Exercise description
Report only the number of lines that contain the string "Fill" in the records below.
-- Data for this exercise follows --
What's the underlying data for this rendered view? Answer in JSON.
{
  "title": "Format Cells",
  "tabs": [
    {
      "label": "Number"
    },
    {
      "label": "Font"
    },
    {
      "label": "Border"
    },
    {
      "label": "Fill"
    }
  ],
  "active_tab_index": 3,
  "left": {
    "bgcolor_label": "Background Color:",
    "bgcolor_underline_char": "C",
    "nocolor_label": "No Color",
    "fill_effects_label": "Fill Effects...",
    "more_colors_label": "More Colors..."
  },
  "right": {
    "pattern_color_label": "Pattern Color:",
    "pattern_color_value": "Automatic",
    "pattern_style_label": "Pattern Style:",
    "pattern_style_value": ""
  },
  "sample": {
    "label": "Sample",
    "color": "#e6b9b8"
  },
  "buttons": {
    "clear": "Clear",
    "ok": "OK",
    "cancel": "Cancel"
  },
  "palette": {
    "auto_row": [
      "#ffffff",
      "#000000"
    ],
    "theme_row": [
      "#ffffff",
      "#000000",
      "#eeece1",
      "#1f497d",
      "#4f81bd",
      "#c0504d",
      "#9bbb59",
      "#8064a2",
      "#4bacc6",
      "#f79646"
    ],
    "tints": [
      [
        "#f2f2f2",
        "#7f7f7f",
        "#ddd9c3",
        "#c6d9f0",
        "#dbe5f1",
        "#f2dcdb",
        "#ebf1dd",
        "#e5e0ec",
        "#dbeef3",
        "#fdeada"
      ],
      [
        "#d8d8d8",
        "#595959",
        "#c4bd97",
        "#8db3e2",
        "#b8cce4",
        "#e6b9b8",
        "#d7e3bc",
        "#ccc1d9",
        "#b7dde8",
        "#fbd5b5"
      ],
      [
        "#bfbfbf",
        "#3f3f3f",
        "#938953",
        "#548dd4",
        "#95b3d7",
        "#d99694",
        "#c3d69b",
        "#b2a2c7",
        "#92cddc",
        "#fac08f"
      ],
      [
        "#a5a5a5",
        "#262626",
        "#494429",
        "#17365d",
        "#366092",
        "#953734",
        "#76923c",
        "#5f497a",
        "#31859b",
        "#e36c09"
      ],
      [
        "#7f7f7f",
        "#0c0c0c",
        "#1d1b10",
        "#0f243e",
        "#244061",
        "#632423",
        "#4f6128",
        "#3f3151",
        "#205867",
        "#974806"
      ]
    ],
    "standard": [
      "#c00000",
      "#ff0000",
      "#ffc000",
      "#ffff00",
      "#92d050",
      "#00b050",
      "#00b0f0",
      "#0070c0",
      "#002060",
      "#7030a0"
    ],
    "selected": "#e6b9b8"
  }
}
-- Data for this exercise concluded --
Solution for this problem
2